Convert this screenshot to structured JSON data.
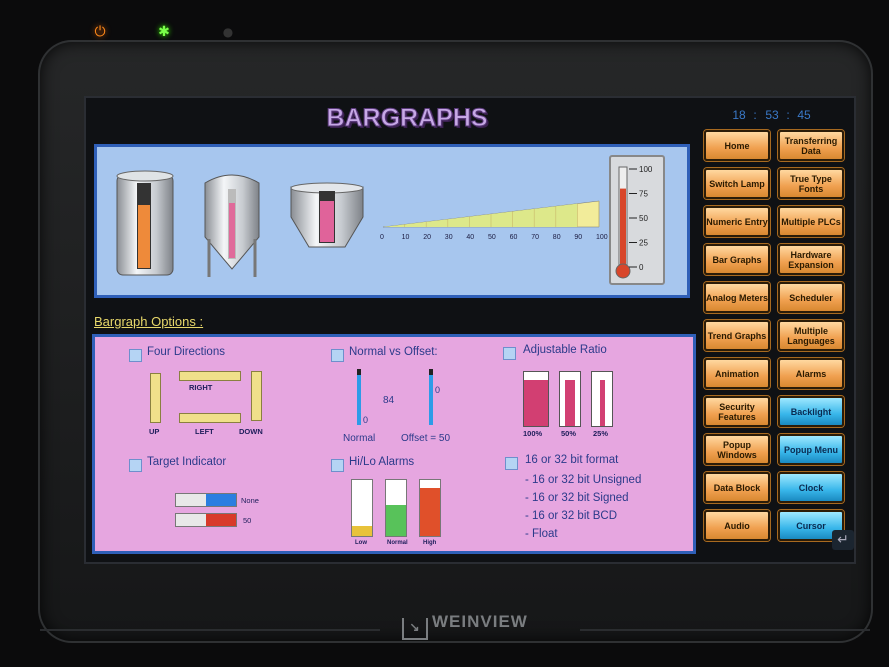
{
  "device": {
    "brand": "WEINVIEW",
    "leds": [
      "power-led",
      "run-led",
      "comm-led"
    ]
  },
  "screen": {
    "title": "BARGRAPHS",
    "clock": {
      "hours": "18",
      "minutes": "53",
      "seconds": "45",
      "separator": ":"
    },
    "top_panel": {
      "tanks": [
        {
          "name": "silo-tank",
          "fill_fraction": 0.75
        },
        {
          "name": "conical-tank",
          "fill_fraction": 0.8
        },
        {
          "name": "hopper-tank",
          "fill_fraction": 0.78
        }
      ],
      "ramp_scale": [
        "0",
        "10",
        "20",
        "30",
        "40",
        "50",
        "60",
        "70",
        "80",
        "90",
        "100"
      ],
      "ramp_fill_fraction": 0.9,
      "thermometer_scale": [
        "100",
        "75",
        "50",
        "25",
        "0"
      ],
      "thermometer_level": 0.8
    },
    "options_label": "Bargraph Options :",
    "options": {
      "four_directions": {
        "label": "Four Directions",
        "up": "UP",
        "right": "RIGHT",
        "left": "LEFT",
        "down": "DOWN"
      },
      "normal_vs_offset": {
        "label": "Normal vs Offset:",
        "value": "84",
        "normal_zero": "0",
        "offset_zero": "0",
        "normal_label": "Normal",
        "offset_label": "Offset = 50"
      },
      "adjustable_ratio": {
        "label": "Adjustable Ratio",
        "ratios": [
          "100%",
          "50%",
          "25%"
        ]
      },
      "target_indicator": {
        "label": "Target Indicator",
        "none_label": "None",
        "fifty_label": "50"
      },
      "hi_lo_alarms": {
        "label": "Hi/Lo Alarms",
        "bars": [
          {
            "label": "Low",
            "color": "#e8c23a",
            "fill_fraction": 0.18
          },
          {
            "label": "Normal",
            "color": "#58c25a",
            "fill_fraction": 0.55
          },
          {
            "label": "High",
            "color": "#e0502a",
            "fill_fraction": 0.85
          }
        ]
      },
      "format": {
        "label": "16 or 32 bit format",
        "items": [
          "- 16 or 32 bit Unsigned",
          "- 16 or 32 bit Signed",
          "- 16 or 32 bit BCD",
          "- Float"
        ]
      }
    },
    "menu_buttons": [
      {
        "label": "Home",
        "style": "orange"
      },
      {
        "label": "Transferring Data",
        "style": "orange"
      },
      {
        "label": "Switch Lamp",
        "style": "orange"
      },
      {
        "label": "True Type Fonts",
        "style": "orange"
      },
      {
        "label": "Numeric Entry",
        "style": "orange"
      },
      {
        "label": "Multiple PLCs",
        "style": "orange"
      },
      {
        "label": "Bar Graphs",
        "style": "orange"
      },
      {
        "label": "Hardware Expansion",
        "style": "orange"
      },
      {
        "label": "Analog Meters",
        "style": "orange"
      },
      {
        "label": "Scheduler",
        "style": "orange"
      },
      {
        "label": "Trend Graphs",
        "style": "orange"
      },
      {
        "label": "Multiple Languages",
        "style": "orange"
      },
      {
        "label": "Animation",
        "style": "orange"
      },
      {
        "label": "Alarms",
        "style": "orange"
      },
      {
        "label": "Security Features",
        "style": "orange"
      },
      {
        "label": "Backlight",
        "style": "blue"
      },
      {
        "label": "Popup Windows",
        "style": "orange"
      },
      {
        "label": "Popup Menu",
        "style": "blue"
      },
      {
        "label": "Data Block",
        "style": "orange"
      },
      {
        "label": "Clock",
        "style": "blue"
      },
      {
        "label": "Audio",
        "style": "orange"
      },
      {
        "label": "Cursor",
        "style": "blue"
      }
    ],
    "colors": {
      "panel_blue": "#a7c6ee",
      "panel_pink": "#e6a6e0",
      "accent_pink": "#e05a8a",
      "title_purple": "#c7a8e6"
    }
  }
}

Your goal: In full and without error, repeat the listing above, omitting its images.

Your response:
Convert this screenshot to structured JSON data.
{
  "device": {
    "brand": "WEINVIEW",
    "leds": [
      "power-led",
      "run-led",
      "comm-led"
    ]
  },
  "screen": {
    "title": "BARGRAPHS",
    "clock": {
      "hours": "18",
      "minutes": "53",
      "seconds": "45",
      "separator": ":"
    },
    "top_panel": {
      "tanks": [
        {
          "name": "silo-tank",
          "fill_fraction": 0.75
        },
        {
          "name": "conical-tank",
          "fill_fraction": 0.8
        },
        {
          "name": "hopper-tank",
          "fill_fraction": 0.78
        }
      ],
      "ramp_scale": [
        "0",
        "10",
        "20",
        "30",
        "40",
        "50",
        "60",
        "70",
        "80",
        "90",
        "100"
      ],
      "ramp_fill_fraction": 0.9,
      "thermometer_scale": [
        "100",
        "75",
        "50",
        "25",
        "0"
      ],
      "thermometer_level": 0.8
    },
    "options_label": "Bargraph Options :",
    "options": {
      "four_directions": {
        "label": "Four Directions",
        "up": "UP",
        "right": "RIGHT",
        "left": "LEFT",
        "down": "DOWN"
      },
      "normal_vs_offset": {
        "label": "Normal vs Offset:",
        "value": "84",
        "normal_zero": "0",
        "offset_zero": "0",
        "normal_label": "Normal",
        "offset_label": "Offset = 50"
      },
      "adjustable_ratio": {
        "label": "Adjustable Ratio",
        "ratios": [
          "100%",
          "50%",
          "25%"
        ]
      },
      "target_indicator": {
        "label": "Target Indicator",
        "none_label": "None",
        "fifty_label": "50"
      },
      "hi_lo_alarms": {
        "label": "Hi/Lo Alarms",
        "bars": [
          {
            "label": "Low",
            "color": "#e8c23a",
            "fill_fraction": 0.18
          },
          {
            "label": "Normal",
            "color": "#58c25a",
            "fill_fraction": 0.55
          },
          {
            "label": "High",
            "color": "#e0502a",
            "fill_fraction": 0.85
          }
        ]
      },
      "format": {
        "label": "16 or 32 bit format",
        "items": [
          "- 16 or 32 bit Unsigned",
          "- 16 or 32 bit Signed",
          "- 16 or 32 bit BCD",
          "- Float"
        ]
      }
    },
    "menu_buttons": [
      {
        "label": "Home",
        "style": "orange"
      },
      {
        "label": "Transferring Data",
        "style": "orange"
      },
      {
        "label": "Switch Lamp",
        "style": "orange"
      },
      {
        "label": "True Type Fonts",
        "style": "orange"
      },
      {
        "label": "Numeric Entry",
        "style": "orange"
      },
      {
        "label": "Multiple PLCs",
        "style": "orange"
      },
      {
        "label": "Bar Graphs",
        "style": "orange"
      },
      {
        "label": "Hardware Expansion",
        "style": "orange"
      },
      {
        "label": "Analog Meters",
        "style": "orange"
      },
      {
        "label": "Scheduler",
        "style": "orange"
      },
      {
        "label": "Trend Graphs",
        "style": "orange"
      },
      {
        "label": "Multiple Languages",
        "style": "orange"
      },
      {
        "label": "Animation",
        "style": "orange"
      },
      {
        "label": "Alarms",
        "style": "orange"
      },
      {
        "label": "Security Features",
        "style": "orange"
      },
      {
        "label": "Backlight",
        "style": "blue"
      },
      {
        "label": "Popup Windows",
        "style": "orange"
      },
      {
        "label": "Popup Menu",
        "style": "blue"
      },
      {
        "label": "Data Block",
        "style": "orange"
      },
      {
        "label": "Clock",
        "style": "blue"
      },
      {
        "label": "Audio",
        "style": "orange"
      },
      {
        "label": "Cursor",
        "style": "blue"
      }
    ],
    "colors": {
      "panel_blue": "#a7c6ee",
      "panel_pink": "#e6a6e0",
      "accent_pink": "#e05a8a",
      "title_purple": "#c7a8e6"
    }
  }
}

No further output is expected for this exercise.